Heroines threads through generations.
Inspired by British heroines who transcend their era – Elizabeth I and II, Shakespeare’s Titania, Queen Victoria, Woolf’s’ Orlando – the collection spans time and fiction.
Centred on wool, the pieces emerge from native craft techniques. Lace details and asymmetric cuts explore modern and traditional possibilities.
Using historic references and contemporary twists, the youth/age dichotomy is also eroded.
As in literature, fixed past and present collapse.
Home of the Clan Maclean, The Isle of Mull explores place and identity.
A collection of beauty and severity, pieces draw on the Clan Motto “Bàs no Beatha ("Death or life").
Tartan represents recent Scottish history, whilst ginger hues emphasize the distinctive history of the Island – its indigenous rose marble and curious ginger yaks.
A dishevelled and angular quality to the clothing reflects the wild landscape, and the harshness of life on the Island – its cold climate and splintered shipwrecks.
"A terrible disaster for the Romans occurred in Britain... ruin was brought upon the Romans by a woman, a fact which in itself caused them the greatest shame...
"Boudica, a Briton woman of the royal family...was very tall, in appearance most terrifying, in the glance of her eye most fierce...
"a great mass of the tawniest hair fell to her hips; around her neck was a large golden necklace, and she wore a tunic of divers colours”
(Cassius Dio, Roman History)
Shapes of rotating knives, colours of faded blood - the collection emphasizes the power of this legendary warrior.
Soft organzas and fleshy tones equally celebrate her feminine identity which scandalized her Roman opponents.

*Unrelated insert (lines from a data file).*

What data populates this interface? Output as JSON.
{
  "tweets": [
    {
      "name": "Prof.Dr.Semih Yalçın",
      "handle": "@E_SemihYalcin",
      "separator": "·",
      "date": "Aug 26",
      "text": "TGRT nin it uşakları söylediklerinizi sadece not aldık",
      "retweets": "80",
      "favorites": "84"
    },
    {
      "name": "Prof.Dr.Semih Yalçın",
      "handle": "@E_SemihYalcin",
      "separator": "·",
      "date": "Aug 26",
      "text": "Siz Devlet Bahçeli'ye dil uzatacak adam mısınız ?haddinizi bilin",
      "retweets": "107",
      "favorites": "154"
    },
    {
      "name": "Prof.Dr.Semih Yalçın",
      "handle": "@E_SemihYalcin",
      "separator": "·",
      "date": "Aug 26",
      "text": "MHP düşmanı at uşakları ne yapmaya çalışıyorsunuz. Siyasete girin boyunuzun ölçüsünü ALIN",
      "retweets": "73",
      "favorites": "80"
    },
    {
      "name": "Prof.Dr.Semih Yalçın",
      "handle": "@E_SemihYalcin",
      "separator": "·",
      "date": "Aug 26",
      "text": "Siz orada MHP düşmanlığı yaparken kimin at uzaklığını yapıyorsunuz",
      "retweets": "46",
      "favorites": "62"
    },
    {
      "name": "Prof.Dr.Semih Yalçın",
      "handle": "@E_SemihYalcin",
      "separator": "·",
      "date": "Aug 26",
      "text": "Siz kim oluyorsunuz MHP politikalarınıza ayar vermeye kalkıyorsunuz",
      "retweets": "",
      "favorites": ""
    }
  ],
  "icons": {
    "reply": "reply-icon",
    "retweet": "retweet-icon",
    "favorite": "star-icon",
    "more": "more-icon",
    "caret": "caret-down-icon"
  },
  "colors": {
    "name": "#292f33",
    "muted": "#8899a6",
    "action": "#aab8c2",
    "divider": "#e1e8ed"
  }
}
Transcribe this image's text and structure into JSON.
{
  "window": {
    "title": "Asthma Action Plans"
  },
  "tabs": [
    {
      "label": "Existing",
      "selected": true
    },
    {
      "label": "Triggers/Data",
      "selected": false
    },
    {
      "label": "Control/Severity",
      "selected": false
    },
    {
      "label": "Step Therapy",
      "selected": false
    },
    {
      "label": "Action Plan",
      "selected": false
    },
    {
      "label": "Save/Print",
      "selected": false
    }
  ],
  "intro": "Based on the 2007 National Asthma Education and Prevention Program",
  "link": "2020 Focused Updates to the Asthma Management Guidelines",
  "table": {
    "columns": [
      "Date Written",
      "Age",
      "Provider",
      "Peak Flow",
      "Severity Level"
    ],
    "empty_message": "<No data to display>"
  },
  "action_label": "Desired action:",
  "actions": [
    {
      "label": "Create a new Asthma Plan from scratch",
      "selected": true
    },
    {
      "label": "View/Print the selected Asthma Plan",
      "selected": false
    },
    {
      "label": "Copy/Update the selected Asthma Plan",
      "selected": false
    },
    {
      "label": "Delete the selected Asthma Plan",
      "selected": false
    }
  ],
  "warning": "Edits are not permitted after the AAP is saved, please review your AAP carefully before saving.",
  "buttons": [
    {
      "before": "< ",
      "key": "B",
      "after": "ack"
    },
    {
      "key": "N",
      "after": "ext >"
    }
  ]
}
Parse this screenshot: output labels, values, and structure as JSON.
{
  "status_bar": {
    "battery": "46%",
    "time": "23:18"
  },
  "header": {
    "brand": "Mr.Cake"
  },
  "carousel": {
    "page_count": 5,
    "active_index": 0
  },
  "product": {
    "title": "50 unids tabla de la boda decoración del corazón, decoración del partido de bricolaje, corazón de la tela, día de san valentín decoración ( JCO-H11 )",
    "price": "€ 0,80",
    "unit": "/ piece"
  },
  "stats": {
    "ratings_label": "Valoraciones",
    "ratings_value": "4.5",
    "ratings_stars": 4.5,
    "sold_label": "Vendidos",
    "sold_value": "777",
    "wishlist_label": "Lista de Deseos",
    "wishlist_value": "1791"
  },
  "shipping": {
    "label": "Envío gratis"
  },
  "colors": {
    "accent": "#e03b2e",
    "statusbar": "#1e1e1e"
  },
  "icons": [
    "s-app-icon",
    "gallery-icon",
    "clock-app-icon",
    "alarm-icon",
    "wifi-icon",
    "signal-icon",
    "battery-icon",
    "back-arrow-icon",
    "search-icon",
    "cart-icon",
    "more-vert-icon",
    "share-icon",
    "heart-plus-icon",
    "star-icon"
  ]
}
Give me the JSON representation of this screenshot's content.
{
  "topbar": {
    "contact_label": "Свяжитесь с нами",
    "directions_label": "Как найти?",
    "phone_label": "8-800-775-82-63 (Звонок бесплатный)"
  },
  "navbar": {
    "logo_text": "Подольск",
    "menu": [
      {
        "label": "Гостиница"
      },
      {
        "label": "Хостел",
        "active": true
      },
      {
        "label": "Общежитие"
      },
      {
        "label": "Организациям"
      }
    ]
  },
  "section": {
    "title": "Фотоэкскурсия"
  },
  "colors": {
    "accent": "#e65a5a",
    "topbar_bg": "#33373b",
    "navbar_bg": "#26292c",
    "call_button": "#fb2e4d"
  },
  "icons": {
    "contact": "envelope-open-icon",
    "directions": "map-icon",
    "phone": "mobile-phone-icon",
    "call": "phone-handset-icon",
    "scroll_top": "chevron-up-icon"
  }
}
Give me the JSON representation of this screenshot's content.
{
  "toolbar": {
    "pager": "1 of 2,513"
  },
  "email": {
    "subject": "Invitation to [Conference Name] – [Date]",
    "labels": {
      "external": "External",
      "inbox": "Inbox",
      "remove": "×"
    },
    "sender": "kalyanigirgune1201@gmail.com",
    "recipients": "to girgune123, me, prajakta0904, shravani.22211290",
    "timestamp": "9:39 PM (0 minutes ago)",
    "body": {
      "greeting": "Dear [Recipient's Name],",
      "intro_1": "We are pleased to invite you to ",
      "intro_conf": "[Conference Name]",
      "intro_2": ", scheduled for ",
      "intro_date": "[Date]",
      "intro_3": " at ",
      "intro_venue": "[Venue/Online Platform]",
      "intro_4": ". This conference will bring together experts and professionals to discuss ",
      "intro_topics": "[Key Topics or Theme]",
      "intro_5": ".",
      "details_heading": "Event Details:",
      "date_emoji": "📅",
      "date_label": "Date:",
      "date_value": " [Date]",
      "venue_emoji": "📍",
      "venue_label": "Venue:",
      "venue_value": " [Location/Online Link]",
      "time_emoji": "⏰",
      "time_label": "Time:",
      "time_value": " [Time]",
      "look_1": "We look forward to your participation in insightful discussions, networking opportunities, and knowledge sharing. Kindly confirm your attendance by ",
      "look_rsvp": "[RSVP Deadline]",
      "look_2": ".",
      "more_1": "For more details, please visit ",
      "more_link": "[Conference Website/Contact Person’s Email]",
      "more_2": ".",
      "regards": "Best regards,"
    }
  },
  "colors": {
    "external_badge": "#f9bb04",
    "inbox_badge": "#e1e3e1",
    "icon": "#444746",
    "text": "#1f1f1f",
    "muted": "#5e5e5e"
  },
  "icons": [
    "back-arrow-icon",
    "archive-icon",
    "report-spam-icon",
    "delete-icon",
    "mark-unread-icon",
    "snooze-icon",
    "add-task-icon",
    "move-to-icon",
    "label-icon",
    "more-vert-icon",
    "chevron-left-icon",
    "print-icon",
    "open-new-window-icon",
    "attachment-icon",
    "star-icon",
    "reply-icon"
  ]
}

The economic and financial function of men determines their social value.
Focusing on mining – a quintessential occupation of the male “working class” – menswear challenges this basis of worth, playing with its inconsistencies.
What if, as sometimes happens, fragments of diamonds become embedded in a miner’s clothes? His financial assets increase, but his socio-economic value is unchanged.
In Menswear the uniform shirt and jacket are exploded into jagged forms. Not merely a lost fragment, the diamond becomes the central design.
By shaping the form as a diamond, the collection emphasizes inherent worth.
The value of a man is reconstructed.
Classically, architecture is the most scientific of the arts, fashion the most frivolous.
In Draping a Cube we see fashion as architecture.
The collection draws on the work of Christo and Jeanne-Claude: environmental artists who wrapped vast structures, including a Roman Wall, in material.
Starting with pieces of alabaster white, in Grecian drapes, the collection spans architectural history. Its central form is the black cube, rotated round the body.
Finally the clothed body emerges as the ultimate structure.